[The data Boundary: Start]
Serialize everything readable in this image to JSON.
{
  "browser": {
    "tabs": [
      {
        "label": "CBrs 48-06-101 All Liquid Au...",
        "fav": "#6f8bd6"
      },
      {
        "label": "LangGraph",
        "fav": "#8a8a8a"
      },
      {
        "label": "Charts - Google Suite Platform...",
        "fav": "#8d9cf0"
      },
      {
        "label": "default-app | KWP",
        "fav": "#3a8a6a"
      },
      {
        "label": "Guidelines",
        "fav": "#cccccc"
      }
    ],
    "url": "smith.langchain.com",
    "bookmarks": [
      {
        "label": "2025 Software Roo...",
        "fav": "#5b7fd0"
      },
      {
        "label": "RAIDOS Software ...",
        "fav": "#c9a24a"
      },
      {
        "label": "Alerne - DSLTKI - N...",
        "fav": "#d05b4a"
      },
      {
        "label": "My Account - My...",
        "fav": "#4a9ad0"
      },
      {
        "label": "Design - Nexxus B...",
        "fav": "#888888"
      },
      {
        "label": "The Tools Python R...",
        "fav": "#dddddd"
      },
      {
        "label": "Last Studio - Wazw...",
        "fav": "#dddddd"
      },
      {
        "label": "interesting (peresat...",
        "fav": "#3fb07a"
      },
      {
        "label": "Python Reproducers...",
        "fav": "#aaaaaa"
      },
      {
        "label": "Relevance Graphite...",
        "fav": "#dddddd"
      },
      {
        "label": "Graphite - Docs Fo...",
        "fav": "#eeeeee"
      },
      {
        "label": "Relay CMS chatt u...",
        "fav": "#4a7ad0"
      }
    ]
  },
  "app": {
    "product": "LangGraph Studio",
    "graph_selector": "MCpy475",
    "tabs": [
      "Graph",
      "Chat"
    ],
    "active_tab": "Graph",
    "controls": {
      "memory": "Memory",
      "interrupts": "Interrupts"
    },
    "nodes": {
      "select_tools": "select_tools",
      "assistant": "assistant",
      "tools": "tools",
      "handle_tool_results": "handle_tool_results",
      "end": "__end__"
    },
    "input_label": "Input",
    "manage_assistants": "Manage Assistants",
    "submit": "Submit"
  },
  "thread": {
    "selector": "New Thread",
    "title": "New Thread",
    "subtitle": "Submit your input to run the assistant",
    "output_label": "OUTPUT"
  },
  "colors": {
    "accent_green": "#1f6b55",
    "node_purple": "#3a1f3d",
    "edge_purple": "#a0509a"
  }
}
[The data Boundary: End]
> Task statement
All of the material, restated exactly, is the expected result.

> Exercise response
Serialize everything readable in this image to JSON.
{
  "browser": {
    "tabs": [
      {
        "label": "CBrs 48-06-101 All Liquid Au...",
        "fav": "#6f8bd6"
      },
      {
        "label": "LangGraph",
        "fav": "#8a8a8a"
      },
      {
        "label": "Charts - Google Suite Platform...",
        "fav": "#8d9cf0"
      },
      {
        "label": "default-app | KWP",
        "fav": "#3a8a6a"
      },
      {
        "label": "Guidelines",
        "fav": "#cccccc"
      }
    ],
    "url": "smith.langchain.com",
    "bookmarks": [
      {
        "label": "2025 Software Roo...",
        "fav": "#5b7fd0"
      },
      {
        "label": "RAIDOS Software ...",
        "fav": "#c9a24a"
      },
      {
        "label": "Alerne - DSLTKI - N...",
        "fav": "#d05b4a"
      },
      {
        "label": "My Account - My...",
        "fav": "#4a9ad0"
      },
      {
        "label": "Design - Nexxus B...",
        "fav": "#888888"
      },
      {
        "label": "The Tools Python R...",
        "fav": "#dddddd"
      },
      {
        "label": "Last Studio - Wazw...",
        "fav": "#dddddd"
      },
      {
        "label": "interesting (peresat...",
        "fav": "#3fb07a"
      },
      {
        "label": "Python Reproducers...",
        "fav": "#aaaaaa"
      },
      {
        "label": "Relevance Graphite...",
        "fav": "#dddddd"
      },
      {
        "label": "Graphite - Docs Fo...",
        "fav": "#eeeeee"
      },
      {
        "label": "Relay CMS chatt u...",
        "fav": "#4a7ad0"
      }
    ]
  },
  "app": {
    "product": "LangGraph Studio",
    "graph_selector": "MCpy475",
    "tabs": [
      "Graph",
      "Chat"
    ],
    "active_tab": "Graph",
    "controls": {
      "memory": "Memory",
      "interrupts": "Interrupts"
    },
    "nodes": {
      "select_tools": "select_tools",
      "assistant": "assistant",
      "tools": "tools",
      "handle_tool_results": "handle_tool_results",
      "end": "__end__"
    },
    "input_label": "Input",
    "manage_assistants": "Manage Assistants",
    "submit": "Submit"
  },
  "thread": {
    "selector": "New Thread",
    "title": "New Thread",
    "subtitle": "Submit your input to run the assistant",
    "output_label": "OUTPUT"
  },
  "colors": {
    "accent_green": "#1f6b55",
    "node_purple": "#3a1f3d",
    "edge_purple": "#a0509a"
  }
}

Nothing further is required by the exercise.